It seems as though the novelty of the autograph has decreased over the past few decades. These days, when a fan meets their favorite artist or band, they are more likely to get a photo on their smart phone and upload it to Instagram or Facebook than to ask for a signature.
However, there are still some John Hancocks out there that will undoubtedly stop even the most contemporary music fan in their tracks, and make collectors shell out some series dough.
But, with every rare autograph comes hundreds of fakes, and the US memorabilia authenticators PSA/DNA have ranked Elvis Presley and the Beatles at the top of the list of the most commonly forged celeb signatures.
Reuters reports that the autographs of the late Michael Jackson, Neil Armstrong and President Kennedy are also among the highest ranked on the list, which has been reevaluated and re-released since 2010.
So why are there so many fakes?
Mostly, the forgeries don’t come from those trying to capitalize of the value of the signatures, but rather from studio secretaries and assistants attempting to appease fans who would write letters asking for an autograph in return.

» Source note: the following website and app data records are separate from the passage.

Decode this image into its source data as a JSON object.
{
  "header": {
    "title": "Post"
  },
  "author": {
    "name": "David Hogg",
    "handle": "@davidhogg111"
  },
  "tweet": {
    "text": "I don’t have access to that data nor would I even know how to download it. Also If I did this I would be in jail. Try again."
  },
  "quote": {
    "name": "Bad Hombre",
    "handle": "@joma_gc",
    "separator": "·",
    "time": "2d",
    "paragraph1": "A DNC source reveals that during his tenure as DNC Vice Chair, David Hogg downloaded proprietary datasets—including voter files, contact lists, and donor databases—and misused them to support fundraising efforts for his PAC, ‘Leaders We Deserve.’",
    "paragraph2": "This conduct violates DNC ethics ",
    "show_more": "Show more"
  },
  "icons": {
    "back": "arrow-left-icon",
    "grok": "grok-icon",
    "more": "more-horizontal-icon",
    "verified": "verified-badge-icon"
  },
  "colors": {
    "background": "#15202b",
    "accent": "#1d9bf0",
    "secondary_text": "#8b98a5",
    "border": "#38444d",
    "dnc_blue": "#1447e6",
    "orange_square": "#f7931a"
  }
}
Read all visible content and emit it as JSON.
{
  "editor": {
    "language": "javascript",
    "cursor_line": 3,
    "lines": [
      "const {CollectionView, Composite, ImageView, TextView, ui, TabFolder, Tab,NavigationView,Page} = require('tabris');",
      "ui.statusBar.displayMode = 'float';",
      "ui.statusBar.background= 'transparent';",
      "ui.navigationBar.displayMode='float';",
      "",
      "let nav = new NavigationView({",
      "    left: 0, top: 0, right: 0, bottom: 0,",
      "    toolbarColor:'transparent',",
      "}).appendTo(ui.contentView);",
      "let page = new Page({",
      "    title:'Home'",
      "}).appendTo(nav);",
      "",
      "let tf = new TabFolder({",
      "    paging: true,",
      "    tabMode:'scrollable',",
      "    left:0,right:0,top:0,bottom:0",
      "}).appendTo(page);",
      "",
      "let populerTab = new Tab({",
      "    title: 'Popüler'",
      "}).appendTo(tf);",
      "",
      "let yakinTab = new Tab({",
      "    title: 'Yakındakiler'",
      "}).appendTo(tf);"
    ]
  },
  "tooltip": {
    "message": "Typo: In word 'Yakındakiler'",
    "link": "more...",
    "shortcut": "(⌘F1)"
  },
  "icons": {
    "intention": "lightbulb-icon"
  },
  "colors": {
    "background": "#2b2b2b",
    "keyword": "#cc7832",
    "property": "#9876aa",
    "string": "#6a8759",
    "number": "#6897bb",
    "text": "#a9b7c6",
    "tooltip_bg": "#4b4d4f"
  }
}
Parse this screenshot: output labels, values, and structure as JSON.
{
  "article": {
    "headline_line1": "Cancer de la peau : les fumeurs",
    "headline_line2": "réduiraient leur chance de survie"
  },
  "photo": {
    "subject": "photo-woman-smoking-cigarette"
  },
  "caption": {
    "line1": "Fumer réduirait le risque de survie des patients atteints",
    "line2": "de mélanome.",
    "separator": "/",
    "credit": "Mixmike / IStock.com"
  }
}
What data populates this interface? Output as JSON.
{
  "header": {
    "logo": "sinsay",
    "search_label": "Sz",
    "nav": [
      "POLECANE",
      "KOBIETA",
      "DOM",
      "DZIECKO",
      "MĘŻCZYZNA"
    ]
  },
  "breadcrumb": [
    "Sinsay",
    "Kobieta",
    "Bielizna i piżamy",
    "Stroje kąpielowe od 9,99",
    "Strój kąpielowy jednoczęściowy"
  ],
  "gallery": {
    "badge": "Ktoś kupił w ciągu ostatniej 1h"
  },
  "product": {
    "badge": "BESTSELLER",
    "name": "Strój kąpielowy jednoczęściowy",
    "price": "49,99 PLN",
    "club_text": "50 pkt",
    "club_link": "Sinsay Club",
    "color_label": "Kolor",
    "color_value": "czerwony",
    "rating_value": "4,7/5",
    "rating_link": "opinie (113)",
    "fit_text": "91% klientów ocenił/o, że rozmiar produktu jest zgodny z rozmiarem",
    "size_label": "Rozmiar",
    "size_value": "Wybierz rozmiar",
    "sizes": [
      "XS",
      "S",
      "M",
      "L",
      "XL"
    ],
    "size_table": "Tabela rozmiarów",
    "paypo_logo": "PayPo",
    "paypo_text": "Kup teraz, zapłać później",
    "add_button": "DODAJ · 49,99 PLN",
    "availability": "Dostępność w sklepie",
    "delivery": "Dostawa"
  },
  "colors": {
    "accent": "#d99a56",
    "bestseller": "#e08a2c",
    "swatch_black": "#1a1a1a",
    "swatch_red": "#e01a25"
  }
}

According Heritage Auctions’ director of entertainment and music memorabilia, Margaret Barrett, the best way to differentiate a fake signature from the real deal is by comparing it to a legal document, such as a contract, which could only be signed by the celebrity themselves.
So, the next time you have the opportunity to meet someone famous, it may be a good idea to bring along a pad of paper and a pen with that iPhone 5. In a few years, you could be trading in your cool memory for some serious cash.